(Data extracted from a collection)
○ ○ ○ ○ ○
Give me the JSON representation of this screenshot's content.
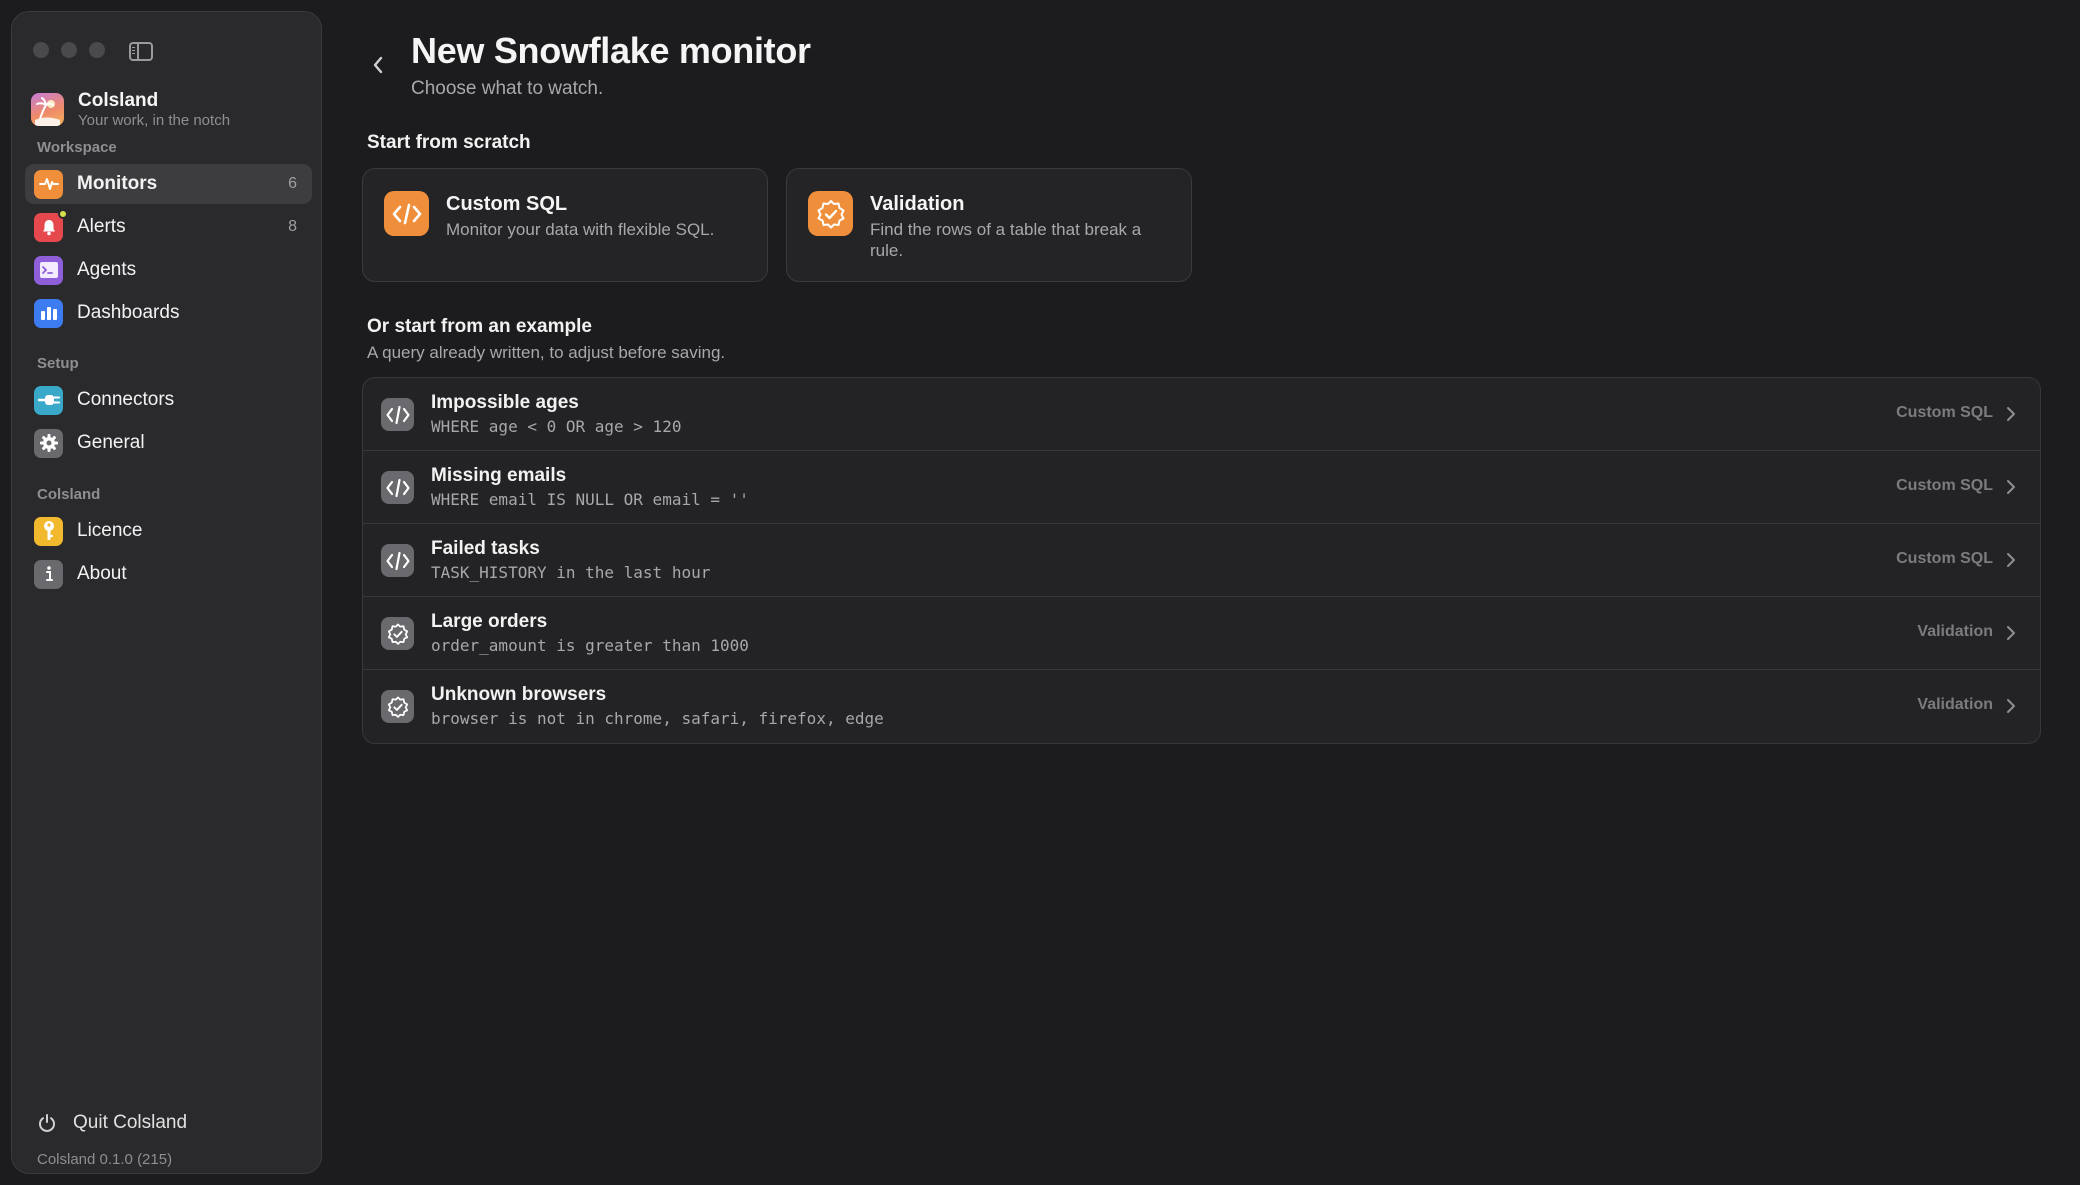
{
  "app": {
    "name": "Colsland",
    "tagline": "Your work, in the notch",
    "version": "Colsland 0.1.0 (215)"
  },
  "sidebar": {
    "sections": {
      "workspace": "Workspace",
      "setup": "Setup",
      "colsland": "Colsland"
    },
    "items": {
      "monitors": {
        "label": "Monitors",
        "count": "6",
        "icon": "waveform-icon",
        "color": "#ef8f3c"
      },
      "alerts": {
        "label": "Alerts",
        "count": "8",
        "icon": "bell-icon",
        "color": "#e5484d"
      },
      "agents": {
        "label": "Agents",
        "icon": "terminal-icon",
        "color": "#8e5fd9"
      },
      "dashboards": {
        "label": "Dashboards",
        "icon": "bar-chart-icon",
        "color": "#3d7bf0"
      },
      "connectors": {
        "label": "Connectors",
        "icon": "plug-icon",
        "color": "#39a8c9"
      },
      "general": {
        "label": "General",
        "icon": "gear-icon",
        "color": "#6a6a6e"
      },
      "licence": {
        "label": "Licence",
        "icon": "key-icon",
        "color": "#f2b92e"
      },
      "about": {
        "label": "About",
        "icon": "info-icon",
        "color": "#6a6a6e"
      }
    },
    "quit_label": "Quit Colsland"
  },
  "main": {
    "title": "New Snowflake monitor",
    "subtitle": "Choose what to watch.",
    "scratch_heading": "Start from scratch",
    "cards": [
      {
        "title": "Custom SQL",
        "desc": "Monitor your data with flexible SQL.",
        "icon": "code-icon"
      },
      {
        "title": "Validation",
        "desc": "Find the rows of a table that break a rule.",
        "icon": "badge-check-icon"
      }
    ],
    "example_heading": "Or start from an example",
    "example_subheading": "A query already written, to adjust before saving.",
    "examples": [
      {
        "title": "Impossible ages",
        "code": "WHERE age < 0 OR age > 120",
        "kind": "Custom SQL",
        "icon": "code-icon"
      },
      {
        "title": "Missing emails",
        "code": "WHERE email IS NULL OR email = ''",
        "kind": "Custom SQL",
        "icon": "code-icon"
      },
      {
        "title": "Failed tasks",
        "code": "TASK_HISTORY in the last hour",
        "kind": "Custom SQL",
        "icon": "code-icon"
      },
      {
        "title": "Large orders",
        "code": "order_amount is greater than 1000",
        "kind": "Validation",
        "icon": "badge-check-icon"
      },
      {
        "title": "Unknown browsers",
        "code": "browser is not in chrome, safari, firefox, edge",
        "kind": "Validation",
        "icon": "badge-check-icon"
      }
    ]
  }
}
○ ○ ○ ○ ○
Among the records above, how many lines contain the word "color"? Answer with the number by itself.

# PROBLEM SOLUTION
8